  • Safety for All Road Users: The design and rules of the road should ensure that all British Columbians can arrive at their destination safely.

 How do we get there?

  • A Provincial Active Transportation Strategy
    • Invest $100M per year over the next 10 years to support the development of local cycling and walking infrastructure within a larger provincial network.2. Prioritize the completion of connected cycling and walking transportation networks.
    • Develop an Active Transportation unit within the Ministry of Transportation to provide professional planning and policy expertise at the provincial level.
    • Invest in Active School Travel Planning and standarized cycling education for healthy, active children.
  • Investment in transit
    • Invest in the full implementation of the BC Transit Strategic Plan 2030 and local governments’ ‘Transit Future Plans’ to grow transit service and meet local needs.1.
    • Ensure a fair share of capital funding and secure, predictable regional revenue tools for the full implementation of the TransLink Mayor’s Council 10-Year Vision.
    • Continue and expand the universal bus pass (UPASS) program to students and employees of post-secondary institutions.
    • Invest in public transportation systems that serve small, rural, remote and isolated communities such as the use of school buses and bus services that feed into regional centres.
  • Commitment to equity
    • Ensure transit accessibility for people on disability assistance by increasing the affordability of transit passes.
    • Improve handyDART service to meet demand and to expand accessibility to evenings, Sundays and holidays.
    • Ensure funding is allocated geographically and equitably across the province.
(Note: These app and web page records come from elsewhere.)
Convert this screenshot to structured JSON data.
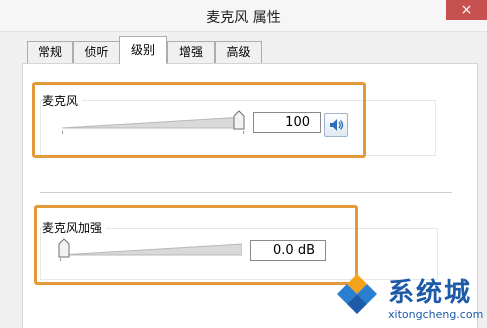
{
  "window": {
    "title": "麦克风 属性",
    "close_glyph": "×"
  },
  "tabs": [
    {
      "label": "常规",
      "active": false
    },
    {
      "label": "侦听",
      "active": false
    },
    {
      "label": "级别",
      "active": true
    },
    {
      "label": "增强",
      "active": false
    },
    {
      "label": "高级",
      "active": false
    }
  ],
  "microphone": {
    "label": "麦克风",
    "value_text": "100",
    "level_fraction": 1.0,
    "mute_icon": "speaker-icon"
  },
  "boost": {
    "label": "麦克风加强",
    "value_text": "0.0 dB",
    "level_fraction": 0.0
  },
  "watermark": {
    "brand": "系统城",
    "url": "xitongcheng.com"
  },
  "colors": {
    "highlight": "#e39a3a",
    "close_button": "#c75050",
    "brand_blue": "#1d5aa8"
  }
}
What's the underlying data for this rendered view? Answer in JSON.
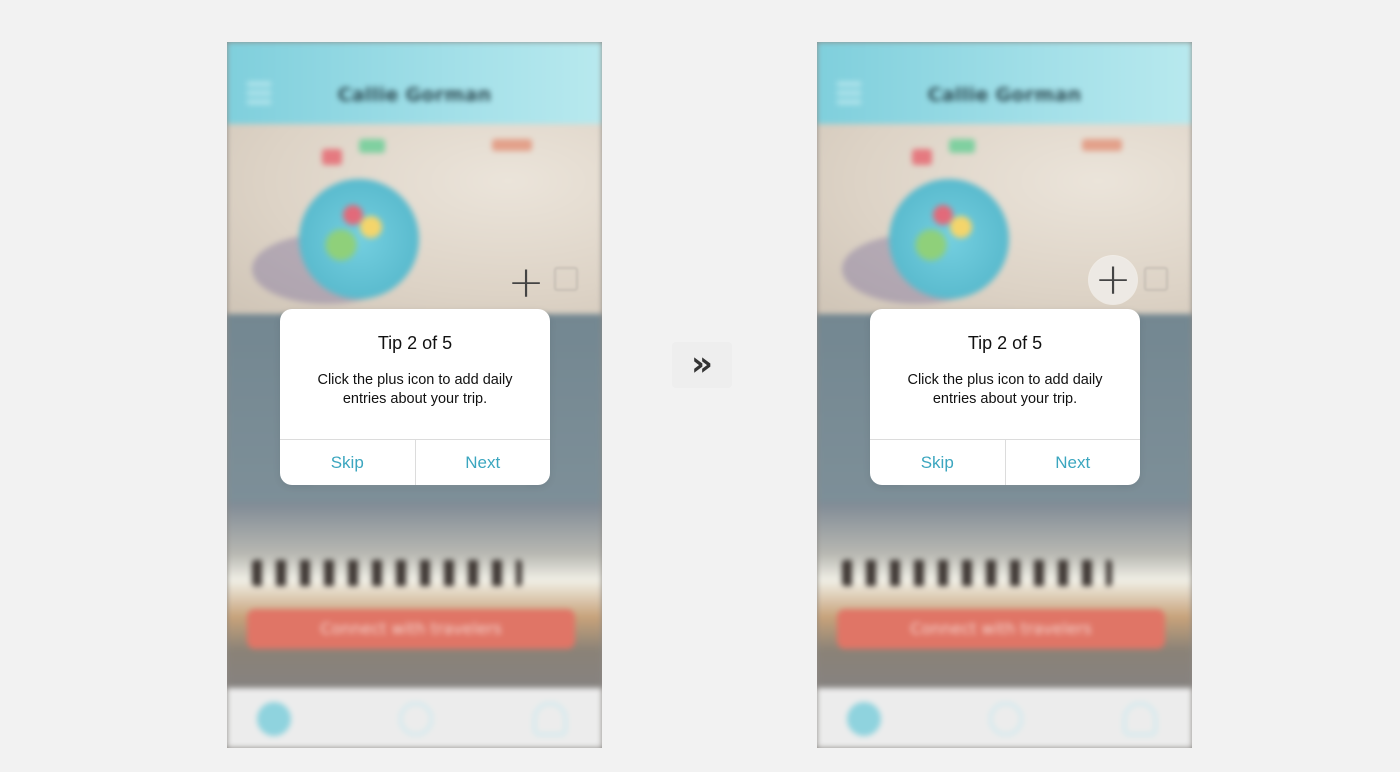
{
  "screens": [
    {
      "appbar_title": "Callie Gorman",
      "tip": {
        "title": "Tip 2 of 5",
        "body": "Click the plus icon to add daily entries about your trip.",
        "skip_label": "Skip",
        "next_label": "Next"
      },
      "connect_label": "Connect with travelers",
      "plus_highlighted": false
    },
    {
      "appbar_title": "Callie Gorman",
      "tip": {
        "title": "Tip 2 of 5",
        "body": "Click the plus icon to add daily entries about your trip.",
        "skip_label": "Skip",
        "next_label": "Next"
      },
      "connect_label": "Connect with travelers",
      "plus_highlighted": true
    }
  ],
  "transition_icon": "double-chevron-right-icon",
  "colors": {
    "accent": "#3ba6bf",
    "appbar": "#7fcfdc",
    "connect_button": "#e07566",
    "background": "#f2f2f2"
  }
}
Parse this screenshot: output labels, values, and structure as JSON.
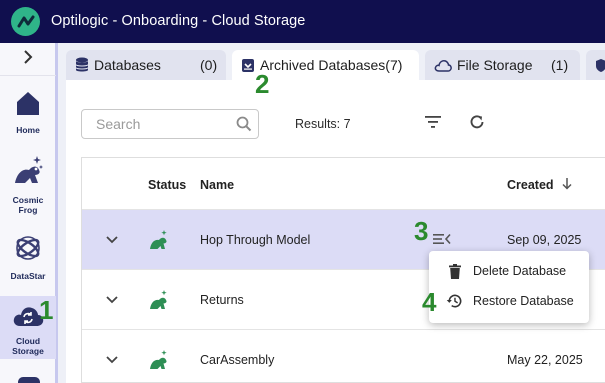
{
  "app": {
    "title": "Optilogic - Onboarding - Cloud Storage"
  },
  "sidebar": {
    "items": [
      {
        "label": "Home",
        "icon": "home-icon"
      },
      {
        "label": "Cosmic Frog",
        "icon": "cosmic-frog-icon"
      },
      {
        "label": "DataStar",
        "icon": "datastar-icon"
      },
      {
        "label": "Cloud Storage",
        "icon": "cloud-storage-icon",
        "active": true
      }
    ]
  },
  "tabs": [
    {
      "label": "Databases",
      "count": "(0)",
      "icon": "database-icon"
    },
    {
      "label": "Archived Databases(7)",
      "icon": "archive-icon",
      "active": true
    },
    {
      "label": "File Storage",
      "count": "(1)",
      "icon": "cloud-icon"
    }
  ],
  "toolbar": {
    "search_placeholder": "Search",
    "results": "Results: 7"
  },
  "table": {
    "columns": [
      "Status",
      "Name",
      "Created"
    ],
    "rows": [
      {
        "name": "Hop Through Model",
        "created": "Sep 09, 2025",
        "selected": true
      },
      {
        "name": "Returns",
        "created": ""
      },
      {
        "name": "CarAssembly",
        "created": "May 22, 2025"
      }
    ]
  },
  "context_menu": {
    "items": [
      {
        "label": "Delete Database",
        "icon": "trash-icon"
      },
      {
        "label": "Restore Database",
        "icon": "restore-icon"
      }
    ]
  },
  "steps": [
    "1",
    "2",
    "3",
    "4"
  ],
  "colors": {
    "titlebar": "#100f4e",
    "brand_green": "#2fb489",
    "selected_row": "#dcdcf6",
    "step_marker": "#2b8a2e",
    "frog_status": "#2e8f55"
  }
}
Recognize infrastructure deficits for pedestrian, cycling and transit modes as well as limitations faced by rural, remote, geographically isolated and small communities as part of funding criteria.
  • Consideration of Regional Needs

    • Work with local governments to establish a Rural Transportation Strategy. Develop and invest in innovative community transportation systems, ride-sharing, tele-services and telecommuting options that can serve rural and remote British Columbians.
    • Develop and support implementation of Winter City Guidelines that give residents the opportunity to be active all year long. This should include operational measures such as snow-clearing for active transportation networks and improved winter road maintenance.
    • Support the Metro Vancouver Mayor’s Council to pursue alternative funding mechanisms.
  • Commitment to Safety
    • Support the BC Road Safety Strategy Vision Zero: work with partners to create safer streets and to eliminate fatalities and serious injuries on the roads of BC. Speed limits should be reduced and strictly enforced, including through the use of cameras and other proven safety measures.
    • Prioritize safety measures for vulnerable road users such as pedestrians, cyclists and those in wheelchairs and mobility devices.

1. Analysis by David Suzuki Foundation shows that although $4.75 billion in provincial funds was promised in the 2008 Provincial Transit Plan – eight years into the 12-year plan, only 23 per cent per cent ($1.1 billion) of the provincial contributions have been realized.  DSF calculates that an average annual investment of $400 M would be required to bridge the funding gap and add the capacity and level of service necessary to reduce traffic congestion, increase ridership and meet the 2020 Climate Change goals as outlined in the 2008 plan.

2. $100 million is an estimate for BC based on our population and what leading jurisdictions spend per person, per year on active transportation infrastructure (Netherlands $40/person/year; Winnipeg $32/person/year; Brisbane $51/person/year; London $27/person/year).  This may seem like a large request but not in terms of transportation infrastructure costs, for example this amount is very close to what the Ministry of Transportation is spending to renovate a single interchange on Highway 1.